Notable works Zhuravli
Notable awards

Rasul Gamzatovich Gamzatov (Avar: ХӀамзатил Расул, IPA: [ħamzatil rasul]; Russian: Расу́л Гамза́тович Гамза́тов; IPA: [rɐˈsul ɡɐmˈzatəvʲɪtɕ ɡɐmˈzatəf]; 8 September 1923 – 3 November 2003) was probably the most famous poet writing in the Avar language. Among his poems was Zhuravli, which became a well-known Soviet song.

Life

He was born on September 8, 1923, in the Avar village of Tsada in the north-east Caucasus. His father, Gamzat Tsadasa, was a well-known bard, heir to the ancient tradition of minstrelsy still thriving in the mountains. He was eleven when he wrote his first verse about a group of local boys who ran down to the clearing where an airplane had landed for the first time. His father was the teacher who taught him the art of writing poetry.[1] A number of different poems of Rasul Gamzatov also became songs, such as "Gone sunny days".

Gamzatov was awarded the prestigious State Stalin Prize in 1952, The Lenin Prize in 1963, and Laureate Of The International Botev Prize in 1981.

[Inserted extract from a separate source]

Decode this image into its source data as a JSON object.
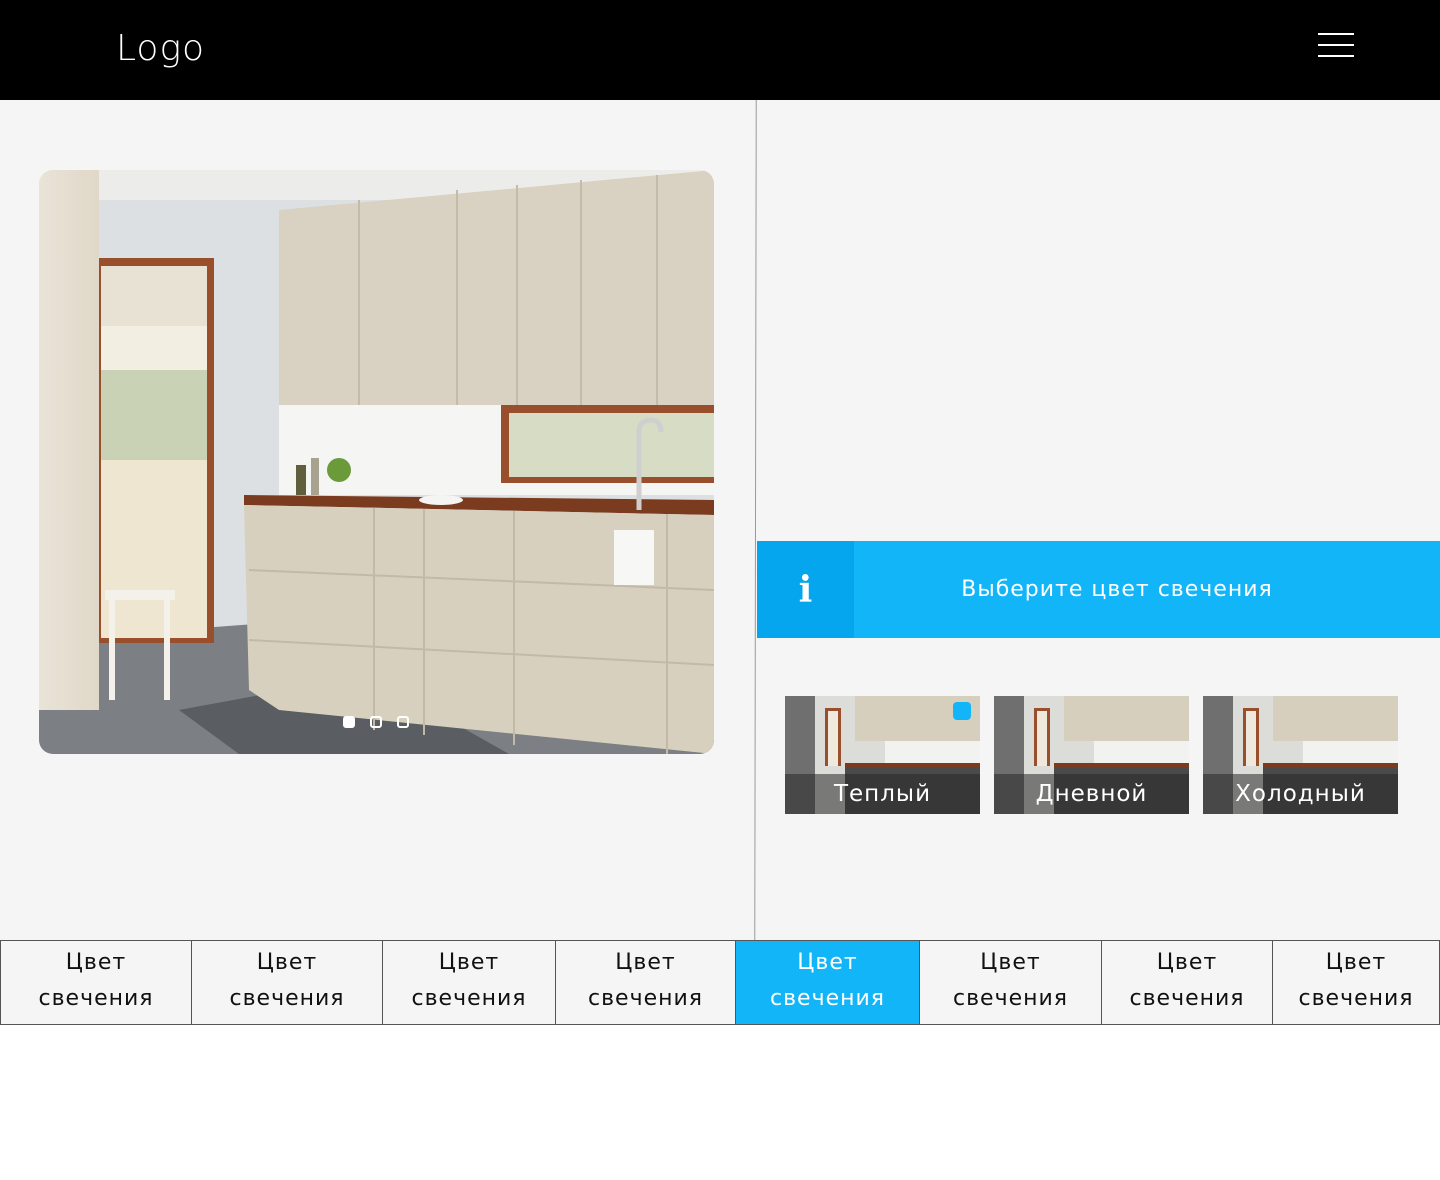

Honours and awards

Rasul Gamzatov receiving Order of St. Andrew

References

External links